Audition for Oxford World Theatre

I had my first professional audition recently, and it was a really positive experience. I met some wonderful people, got to sing a song and play my ukulele, and I got the job!

The audition was for Oxford World Theatre, a company founded by Oxford School of Drama graduate Daniel Zappi to ‘travel the world and bring people of all ages and nationalities on to the stage, in English’. The particular project I was auditioning for is three weeks in Sicily, during which I will be working with two groups of Sicilian teenagers to stage our adaptation of A Midsummer Night’s Dream – an adaptation I will be writing over the next week or so!

A group of us gathered in Hammersmith for our two-hour audition with Daniel, and instantly there was a friendly, playful feel to the session. We had great fun playing drama games in the first half, then after a quick break we went on to our songs – we’d each been asked to write a short song. With my guitar currently lacking two strings, I decided to whip out the ukulele instead, and wrote a first verse and chorus using four chords: C, G, Am and F. I wanted to keep it simple to create a catchy tune.

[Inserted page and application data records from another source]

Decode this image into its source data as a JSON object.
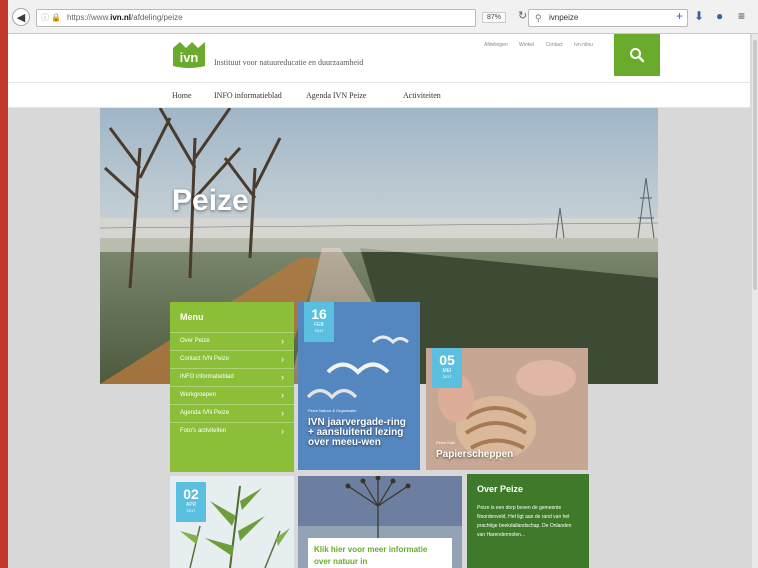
{
  "browser": {
    "url_prefix": "https://www.",
    "url_domain": "ivn.nl",
    "url_path": "/afdeling/peize",
    "zoom": "87%",
    "search_query": "ivnpeize"
  },
  "site": {
    "logo_text": "ivn",
    "tagline": "Instituut voor natuureducatie en duurzaamheid",
    "toplinks": [
      "Afdelingen",
      "Winkel",
      "Contact",
      "Ivn.nl/nu"
    ]
  },
  "nav": {
    "items": [
      "Home",
      "INFO informatieblad",
      "Agenda IVN Peize",
      "Activiteiten"
    ]
  },
  "hero": {
    "title": "Peize"
  },
  "menu": {
    "title": "Menu",
    "items": [
      "Over Peize",
      "Contact IVN Peize",
      "INFO informatieblad",
      "Werkgroepen",
      "Agenda IVN Peize",
      "Foto's activiteiten"
    ]
  },
  "tiles": {
    "tile1": {
      "day": "16",
      "month": "FEB",
      "year": "2017",
      "tags": "Peize   Natuur & Organisatie",
      "title": "IVN jaarvergade-ring + aansluitend lezing over meeu-wen"
    },
    "tile2": {
      "day": "05",
      "month": "MEI",
      "year": "2017",
      "tags": "Peize   Kids",
      "title": "Papierscheppen"
    },
    "tile3": {
      "day": "02",
      "month": "APR",
      "year": "2017"
    },
    "promo": "Klik hier voor meer informatie over natuur in"
  },
  "over": {
    "title": "Over Peize",
    "text": "Peize is een dorp boven de gemeente Noordenveld. Het ligt aan de rand van het prachtige beekdallandschap. De Onlanden van Harendermolen..."
  },
  "colors": {
    "accent_green": "#6aab2e",
    "menu_green": "#8cbf38",
    "dark_green": "#3f7a2a",
    "date_blue": "#5bc0e0"
  }
}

It was my first time ever playing the uke in front of more than one person so I can’t pretend I wasn’t a little bit nervous, but there was such a sense of support and non-competitiveness from the rest of the group that I easily relaxed into it. At several points I honestly forgot we were all auditioning, and felt instead as if we were in a workshop where we’d all come to learn and share our creativity.

The whole thing was such a positive experience; I left the audition feeling buoyant and smiling. When I then found out the next day that I’d got the job, I was over the moon. But whether I had got the gig or not, I spent two hours in the company of mostly strangers, playing games and singing songs and connecting with one another, and in what other job can you do that?

‘Human is enough’

I was at an audition the other day where I had the pleasure of meeting Andrea Brooks, course leader of the MA Acting at East 15 drama school. The key piece of advice she gave us during the audition, especially when directing our pieces, was: ‘human is enough’.

When preparing audition speeches we so often tend to focus too much on how to stage the speech. We worry that by the fifth line we haven’t moved, so we put some movement in. The movement isn’t motivated by anything in particular other than the fear of remaining too static. This of course leads to meaningless movement and a performance based on artificial staging decisions rather than truth.

What Andrea is saying makes perfect sense. Strip back all the extra stuff – the artificial gestures, the unmotivated movement, the ‘my character is feeling angry so I should clench my fists and frown to show this’ – and just let the basic human truth of the situation speak for itself. I have adopted this phrase as a sort of acting mantra, and hopefully it will help me produce more organic and truthful performances from now on.